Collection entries
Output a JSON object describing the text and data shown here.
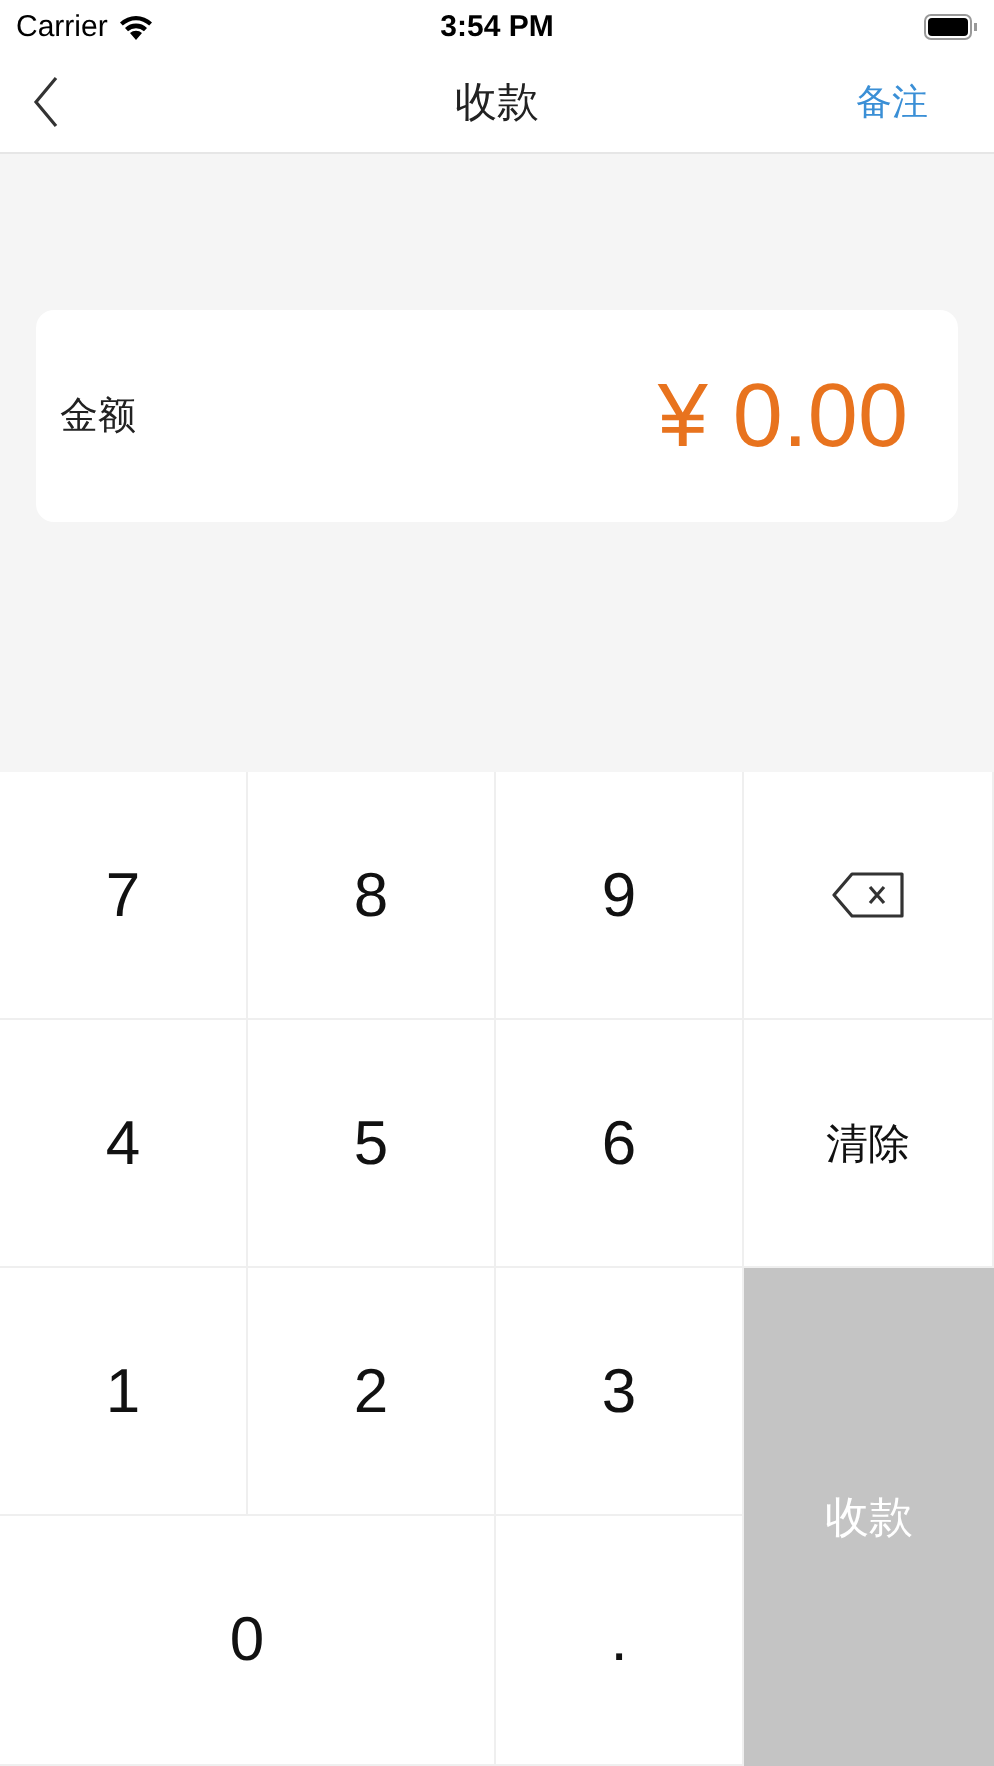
{
  "status_bar": {
    "carrier": "Carrier",
    "time": "3:54 PM"
  },
  "nav": {
    "title": "收款",
    "action": "备注"
  },
  "amount_card": {
    "label": "金额",
    "value": "¥ 0.00"
  },
  "keypad": [
    {
      "kind": "digit",
      "label": "7"
    },
    {
      "kind": "digit",
      "label": "8"
    },
    {
      "kind": "digit",
      "label": "9"
    },
    {
      "kind": "backspace"
    },
    {
      "kind": "digit",
      "label": "4"
    },
    {
      "kind": "digit",
      "label": "5"
    },
    {
      "kind": "digit",
      "label": "6"
    },
    {
      "kind": "clear",
      "label": "清除"
    },
    {
      "kind": "digit",
      "label": "1"
    },
    {
      "kind": "digit",
      "label": "2"
    },
    {
      "kind": "digit",
      "label": "3"
    },
    {
      "kind": "submit",
      "label": "收款",
      "disabled": true
    },
    {
      "kind": "wide-digit",
      "label": "0"
    },
    {
      "kind": "digit",
      "label": "."
    }
  ]
}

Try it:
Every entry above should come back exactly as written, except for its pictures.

Finished task:
Output a JSON object describing the text and data shown here.
{
  "status_bar": {
    "carrier": "Carrier",
    "time": "3:54 PM"
  },
  "nav": {
    "title": "收款",
    "action": "备注"
  },
  "amount_card": {
    "label": "金额",
    "value": "¥ 0.00"
  },
  "keypad": [
    {
      "kind": "digit",
      "label": "7"
    },
    {
      "kind": "digit",
      "label": "8"
    },
    {
      "kind": "digit",
      "label": "9"
    },
    {
      "kind": "backspace"
    },
    {
      "kind": "digit",
      "label": "4"
    },
    {
      "kind": "digit",
      "label": "5"
    },
    {
      "kind": "digit",
      "label": "6"
    },
    {
      "kind": "clear",
      "label": "清除"
    },
    {
      "kind": "digit",
      "label": "1"
    },
    {
      "kind": "digit",
      "label": "2"
    },
    {
      "kind": "digit",
      "label": "3"
    },
    {
      "kind": "submit",
      "label": "收款",
      "disabled": true
    },
    {
      "kind": "wide-digit",
      "label": "0"
    },
    {
      "kind": "digit",
      "label": "."
    }
  ]
}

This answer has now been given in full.